This small-town comedy from Roscoe “Fatty” Arbuckle’s Comique Film Company once again takes various elements from earlier Arbuckle movies, and puts them in a blender with a whole bunch of new and improved gags from him and Buster Keaton, now a fully-fledged sidekick in the company.

The movie starts off by showing us the town general store (which has a large sign: “Why Go to the City to Be Ripped Off? Buy Here Instead”). Keaton is the store’s clerk and Arbuckle is the postman, who also operates out of the store. In an opening gag, Arbuckle is carrying a huge stack of mail and packages out to the buggy he uses for delivery, and he and Keaton collide, sending parcels everywhere. Then they start hitting each other with the discarded mail, until the store owner runs out and breaks it up. Arbuckle jumps in his jalopy and takes off, but most of the mail has been left behind. On his run, Arbuckle throws letters into boxes from a moving cart with remarkable accuracy, but when one is too big to go in the slot, he has to stop.

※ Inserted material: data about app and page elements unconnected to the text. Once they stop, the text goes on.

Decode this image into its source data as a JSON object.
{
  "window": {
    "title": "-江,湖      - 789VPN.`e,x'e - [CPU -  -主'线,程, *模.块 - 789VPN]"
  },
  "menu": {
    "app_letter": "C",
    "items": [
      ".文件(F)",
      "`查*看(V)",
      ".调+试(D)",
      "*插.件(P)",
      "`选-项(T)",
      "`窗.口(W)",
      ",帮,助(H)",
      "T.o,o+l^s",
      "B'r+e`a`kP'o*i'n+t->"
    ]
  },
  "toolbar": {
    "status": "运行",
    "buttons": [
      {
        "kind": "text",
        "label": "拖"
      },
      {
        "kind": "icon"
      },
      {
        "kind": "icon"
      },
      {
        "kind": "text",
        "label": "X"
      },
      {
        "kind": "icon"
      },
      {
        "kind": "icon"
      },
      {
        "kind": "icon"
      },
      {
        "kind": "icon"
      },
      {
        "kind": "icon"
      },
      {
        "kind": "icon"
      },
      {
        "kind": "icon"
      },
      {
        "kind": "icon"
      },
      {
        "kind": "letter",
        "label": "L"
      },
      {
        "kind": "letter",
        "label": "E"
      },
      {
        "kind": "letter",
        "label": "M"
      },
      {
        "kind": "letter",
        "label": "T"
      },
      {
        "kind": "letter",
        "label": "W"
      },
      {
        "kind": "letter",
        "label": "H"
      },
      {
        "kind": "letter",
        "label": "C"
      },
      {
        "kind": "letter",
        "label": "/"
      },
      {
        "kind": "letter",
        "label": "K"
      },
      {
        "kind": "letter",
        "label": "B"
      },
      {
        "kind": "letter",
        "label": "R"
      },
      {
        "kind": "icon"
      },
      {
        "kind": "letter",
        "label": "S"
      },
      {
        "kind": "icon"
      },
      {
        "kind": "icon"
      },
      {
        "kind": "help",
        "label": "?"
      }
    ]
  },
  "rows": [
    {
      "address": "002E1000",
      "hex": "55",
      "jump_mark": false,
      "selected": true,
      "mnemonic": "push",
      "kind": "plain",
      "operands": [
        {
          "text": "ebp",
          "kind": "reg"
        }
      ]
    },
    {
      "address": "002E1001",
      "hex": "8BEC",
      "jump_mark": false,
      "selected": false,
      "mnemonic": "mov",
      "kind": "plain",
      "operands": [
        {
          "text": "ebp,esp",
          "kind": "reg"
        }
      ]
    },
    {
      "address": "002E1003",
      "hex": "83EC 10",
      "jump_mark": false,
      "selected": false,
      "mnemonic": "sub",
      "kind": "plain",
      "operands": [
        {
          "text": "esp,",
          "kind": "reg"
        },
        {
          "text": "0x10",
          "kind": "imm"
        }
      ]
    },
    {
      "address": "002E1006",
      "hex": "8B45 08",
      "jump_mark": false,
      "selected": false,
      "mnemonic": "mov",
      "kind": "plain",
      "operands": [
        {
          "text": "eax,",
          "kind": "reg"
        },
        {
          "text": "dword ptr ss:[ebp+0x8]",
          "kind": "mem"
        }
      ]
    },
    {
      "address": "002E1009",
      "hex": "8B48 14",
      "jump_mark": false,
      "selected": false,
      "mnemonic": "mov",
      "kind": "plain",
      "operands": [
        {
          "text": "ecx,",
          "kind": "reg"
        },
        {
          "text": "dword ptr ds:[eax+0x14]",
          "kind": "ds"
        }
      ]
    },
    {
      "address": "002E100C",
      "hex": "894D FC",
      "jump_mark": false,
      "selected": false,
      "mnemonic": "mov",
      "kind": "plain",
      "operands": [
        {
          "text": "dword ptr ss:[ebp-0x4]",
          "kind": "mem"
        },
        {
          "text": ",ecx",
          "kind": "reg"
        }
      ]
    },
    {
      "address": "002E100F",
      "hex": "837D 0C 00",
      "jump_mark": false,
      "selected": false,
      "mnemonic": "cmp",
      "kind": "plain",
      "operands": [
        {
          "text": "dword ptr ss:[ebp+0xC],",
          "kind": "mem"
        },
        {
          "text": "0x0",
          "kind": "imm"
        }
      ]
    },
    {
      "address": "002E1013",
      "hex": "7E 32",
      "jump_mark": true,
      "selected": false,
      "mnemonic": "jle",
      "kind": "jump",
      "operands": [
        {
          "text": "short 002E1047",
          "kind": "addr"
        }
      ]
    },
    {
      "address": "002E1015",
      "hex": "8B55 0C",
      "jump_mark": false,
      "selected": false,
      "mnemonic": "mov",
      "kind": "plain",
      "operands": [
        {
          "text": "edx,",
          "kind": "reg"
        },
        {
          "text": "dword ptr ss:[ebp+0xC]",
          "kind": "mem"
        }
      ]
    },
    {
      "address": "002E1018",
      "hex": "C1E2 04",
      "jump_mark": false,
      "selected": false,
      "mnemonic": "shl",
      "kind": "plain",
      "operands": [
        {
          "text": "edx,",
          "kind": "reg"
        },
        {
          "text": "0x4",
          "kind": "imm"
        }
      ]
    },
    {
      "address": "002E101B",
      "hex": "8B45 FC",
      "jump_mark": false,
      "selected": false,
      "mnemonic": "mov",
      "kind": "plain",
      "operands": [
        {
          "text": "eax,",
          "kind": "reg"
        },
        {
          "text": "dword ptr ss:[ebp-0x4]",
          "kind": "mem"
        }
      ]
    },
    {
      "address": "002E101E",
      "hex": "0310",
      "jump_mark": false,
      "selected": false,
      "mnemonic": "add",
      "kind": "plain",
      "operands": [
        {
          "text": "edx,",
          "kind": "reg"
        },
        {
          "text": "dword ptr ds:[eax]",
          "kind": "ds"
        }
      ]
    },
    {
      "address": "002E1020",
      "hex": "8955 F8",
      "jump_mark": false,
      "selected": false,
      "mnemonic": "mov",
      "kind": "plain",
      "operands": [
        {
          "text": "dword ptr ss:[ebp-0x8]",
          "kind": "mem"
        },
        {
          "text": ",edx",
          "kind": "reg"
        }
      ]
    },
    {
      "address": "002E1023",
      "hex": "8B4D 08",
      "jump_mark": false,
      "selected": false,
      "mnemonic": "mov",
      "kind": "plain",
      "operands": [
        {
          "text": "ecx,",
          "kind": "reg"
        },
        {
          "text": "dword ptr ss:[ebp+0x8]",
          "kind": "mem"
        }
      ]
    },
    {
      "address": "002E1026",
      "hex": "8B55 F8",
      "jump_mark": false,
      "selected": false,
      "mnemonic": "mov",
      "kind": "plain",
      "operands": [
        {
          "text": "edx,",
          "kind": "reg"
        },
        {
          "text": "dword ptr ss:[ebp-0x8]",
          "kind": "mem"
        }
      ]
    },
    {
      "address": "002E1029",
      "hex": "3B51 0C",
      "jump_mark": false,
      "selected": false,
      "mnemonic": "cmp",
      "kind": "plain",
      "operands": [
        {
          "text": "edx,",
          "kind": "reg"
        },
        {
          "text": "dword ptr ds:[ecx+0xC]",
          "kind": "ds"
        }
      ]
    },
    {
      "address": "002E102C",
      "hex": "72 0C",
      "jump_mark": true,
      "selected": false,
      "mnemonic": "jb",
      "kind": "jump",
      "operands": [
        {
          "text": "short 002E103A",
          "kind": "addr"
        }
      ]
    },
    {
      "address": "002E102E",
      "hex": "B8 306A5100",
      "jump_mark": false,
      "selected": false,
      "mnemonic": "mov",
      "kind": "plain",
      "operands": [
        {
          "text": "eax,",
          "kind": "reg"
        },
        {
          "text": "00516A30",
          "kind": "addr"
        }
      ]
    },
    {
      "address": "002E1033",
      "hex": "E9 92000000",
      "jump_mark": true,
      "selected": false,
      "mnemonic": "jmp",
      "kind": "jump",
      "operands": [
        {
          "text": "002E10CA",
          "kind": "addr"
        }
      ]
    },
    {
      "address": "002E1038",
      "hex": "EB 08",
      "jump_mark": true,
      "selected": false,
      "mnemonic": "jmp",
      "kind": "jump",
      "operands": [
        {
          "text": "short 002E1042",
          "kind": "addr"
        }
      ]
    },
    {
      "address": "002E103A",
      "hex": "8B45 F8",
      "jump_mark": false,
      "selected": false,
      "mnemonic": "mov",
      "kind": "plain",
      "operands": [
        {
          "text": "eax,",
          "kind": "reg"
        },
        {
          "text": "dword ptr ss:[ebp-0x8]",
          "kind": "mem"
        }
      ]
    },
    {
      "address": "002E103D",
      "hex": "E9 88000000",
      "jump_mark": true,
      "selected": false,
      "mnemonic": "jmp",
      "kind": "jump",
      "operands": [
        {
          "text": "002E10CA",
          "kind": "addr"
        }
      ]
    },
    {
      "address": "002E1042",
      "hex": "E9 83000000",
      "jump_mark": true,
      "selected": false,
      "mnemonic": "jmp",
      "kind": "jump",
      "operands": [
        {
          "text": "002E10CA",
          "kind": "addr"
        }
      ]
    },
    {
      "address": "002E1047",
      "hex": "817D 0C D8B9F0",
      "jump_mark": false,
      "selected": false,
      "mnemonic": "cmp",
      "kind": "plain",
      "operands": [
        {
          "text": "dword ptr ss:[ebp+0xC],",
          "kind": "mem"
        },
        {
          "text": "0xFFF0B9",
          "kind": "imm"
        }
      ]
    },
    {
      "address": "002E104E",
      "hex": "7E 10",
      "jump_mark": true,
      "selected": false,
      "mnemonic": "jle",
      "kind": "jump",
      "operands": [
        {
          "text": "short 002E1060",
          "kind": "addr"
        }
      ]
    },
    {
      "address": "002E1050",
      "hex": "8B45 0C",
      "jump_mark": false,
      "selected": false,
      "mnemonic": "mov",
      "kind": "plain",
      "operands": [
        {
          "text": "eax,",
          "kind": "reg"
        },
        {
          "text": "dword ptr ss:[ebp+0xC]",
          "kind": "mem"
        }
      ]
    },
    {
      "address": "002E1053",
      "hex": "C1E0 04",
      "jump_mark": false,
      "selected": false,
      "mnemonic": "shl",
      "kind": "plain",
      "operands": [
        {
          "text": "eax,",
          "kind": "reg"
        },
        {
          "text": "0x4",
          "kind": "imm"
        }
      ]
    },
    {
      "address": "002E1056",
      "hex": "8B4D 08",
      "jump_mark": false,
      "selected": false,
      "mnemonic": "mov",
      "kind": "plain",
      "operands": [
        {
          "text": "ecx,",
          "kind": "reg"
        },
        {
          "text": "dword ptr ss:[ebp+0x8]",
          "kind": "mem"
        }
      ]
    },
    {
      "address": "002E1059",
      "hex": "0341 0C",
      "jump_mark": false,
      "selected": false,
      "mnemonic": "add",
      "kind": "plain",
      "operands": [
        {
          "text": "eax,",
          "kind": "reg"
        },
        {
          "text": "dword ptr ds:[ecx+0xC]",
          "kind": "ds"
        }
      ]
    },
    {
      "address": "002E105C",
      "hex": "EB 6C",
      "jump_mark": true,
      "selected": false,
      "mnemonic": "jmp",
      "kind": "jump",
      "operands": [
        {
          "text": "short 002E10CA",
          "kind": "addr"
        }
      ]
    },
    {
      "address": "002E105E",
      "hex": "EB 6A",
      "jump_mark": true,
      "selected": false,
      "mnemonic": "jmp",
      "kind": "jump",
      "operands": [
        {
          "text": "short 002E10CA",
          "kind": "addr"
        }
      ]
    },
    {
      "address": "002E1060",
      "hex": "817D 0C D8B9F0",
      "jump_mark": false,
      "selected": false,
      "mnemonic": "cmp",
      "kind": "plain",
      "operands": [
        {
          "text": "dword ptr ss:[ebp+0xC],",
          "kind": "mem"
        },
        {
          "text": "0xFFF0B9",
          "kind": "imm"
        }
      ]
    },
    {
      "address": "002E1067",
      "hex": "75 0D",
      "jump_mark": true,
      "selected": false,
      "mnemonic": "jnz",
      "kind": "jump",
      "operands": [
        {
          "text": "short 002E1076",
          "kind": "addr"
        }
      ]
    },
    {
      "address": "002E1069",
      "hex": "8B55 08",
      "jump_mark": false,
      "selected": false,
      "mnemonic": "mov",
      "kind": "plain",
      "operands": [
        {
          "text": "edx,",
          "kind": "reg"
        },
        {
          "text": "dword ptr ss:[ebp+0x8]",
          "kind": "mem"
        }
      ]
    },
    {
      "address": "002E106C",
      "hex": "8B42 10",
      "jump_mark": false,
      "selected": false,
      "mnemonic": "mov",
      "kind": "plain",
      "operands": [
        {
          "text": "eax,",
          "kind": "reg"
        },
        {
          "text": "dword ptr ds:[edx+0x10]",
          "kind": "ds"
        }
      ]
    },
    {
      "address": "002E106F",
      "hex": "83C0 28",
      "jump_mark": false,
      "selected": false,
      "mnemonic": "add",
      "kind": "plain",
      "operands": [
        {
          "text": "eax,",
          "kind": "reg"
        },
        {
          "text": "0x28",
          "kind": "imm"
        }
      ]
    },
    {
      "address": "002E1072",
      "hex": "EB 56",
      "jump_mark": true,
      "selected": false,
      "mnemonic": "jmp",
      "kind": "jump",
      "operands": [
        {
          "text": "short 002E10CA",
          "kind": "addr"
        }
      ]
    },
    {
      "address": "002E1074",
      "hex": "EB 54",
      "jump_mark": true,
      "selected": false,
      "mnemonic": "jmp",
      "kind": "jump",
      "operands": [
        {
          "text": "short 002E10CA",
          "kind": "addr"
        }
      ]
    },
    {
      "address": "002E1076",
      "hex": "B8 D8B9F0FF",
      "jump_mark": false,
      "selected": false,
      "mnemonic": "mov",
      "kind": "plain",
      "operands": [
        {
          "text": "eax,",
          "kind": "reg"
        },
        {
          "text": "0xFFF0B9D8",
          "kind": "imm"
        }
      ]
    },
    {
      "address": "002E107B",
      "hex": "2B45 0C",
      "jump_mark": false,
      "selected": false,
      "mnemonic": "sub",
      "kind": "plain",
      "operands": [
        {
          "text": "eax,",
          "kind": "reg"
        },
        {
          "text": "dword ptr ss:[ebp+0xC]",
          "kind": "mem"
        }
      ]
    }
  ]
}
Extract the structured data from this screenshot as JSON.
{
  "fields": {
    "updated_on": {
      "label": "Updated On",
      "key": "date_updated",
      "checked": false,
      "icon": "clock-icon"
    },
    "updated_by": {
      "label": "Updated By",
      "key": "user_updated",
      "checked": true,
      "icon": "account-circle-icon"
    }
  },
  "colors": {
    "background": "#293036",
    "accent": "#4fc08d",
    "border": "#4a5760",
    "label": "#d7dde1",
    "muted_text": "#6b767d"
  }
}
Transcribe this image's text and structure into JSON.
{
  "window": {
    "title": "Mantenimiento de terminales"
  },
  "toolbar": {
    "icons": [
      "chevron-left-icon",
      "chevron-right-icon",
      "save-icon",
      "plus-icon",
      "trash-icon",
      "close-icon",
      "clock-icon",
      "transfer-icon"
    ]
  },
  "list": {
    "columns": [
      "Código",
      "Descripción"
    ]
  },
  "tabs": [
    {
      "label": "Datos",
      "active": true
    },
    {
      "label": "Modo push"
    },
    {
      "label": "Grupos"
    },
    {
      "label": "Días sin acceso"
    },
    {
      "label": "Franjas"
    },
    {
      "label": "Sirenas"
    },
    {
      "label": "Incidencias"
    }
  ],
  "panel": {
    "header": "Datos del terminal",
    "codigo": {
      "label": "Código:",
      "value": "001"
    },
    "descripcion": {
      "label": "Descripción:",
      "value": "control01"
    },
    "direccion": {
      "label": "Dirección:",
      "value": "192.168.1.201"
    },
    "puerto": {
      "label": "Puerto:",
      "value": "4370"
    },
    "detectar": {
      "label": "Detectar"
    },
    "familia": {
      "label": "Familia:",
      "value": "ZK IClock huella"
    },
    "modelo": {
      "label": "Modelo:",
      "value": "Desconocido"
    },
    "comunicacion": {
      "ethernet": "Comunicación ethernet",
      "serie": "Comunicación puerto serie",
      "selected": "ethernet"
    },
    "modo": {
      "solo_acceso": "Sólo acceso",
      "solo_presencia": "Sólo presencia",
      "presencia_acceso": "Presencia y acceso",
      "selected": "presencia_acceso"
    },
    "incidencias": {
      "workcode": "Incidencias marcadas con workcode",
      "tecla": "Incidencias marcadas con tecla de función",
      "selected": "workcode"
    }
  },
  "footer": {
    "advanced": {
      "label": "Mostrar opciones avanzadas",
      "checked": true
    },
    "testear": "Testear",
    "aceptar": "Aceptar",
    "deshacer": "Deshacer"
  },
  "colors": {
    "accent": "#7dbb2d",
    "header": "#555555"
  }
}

He tries folding it, but it’s still too big so he rips it into small pieces to get it into the box. Read the rest of this entry »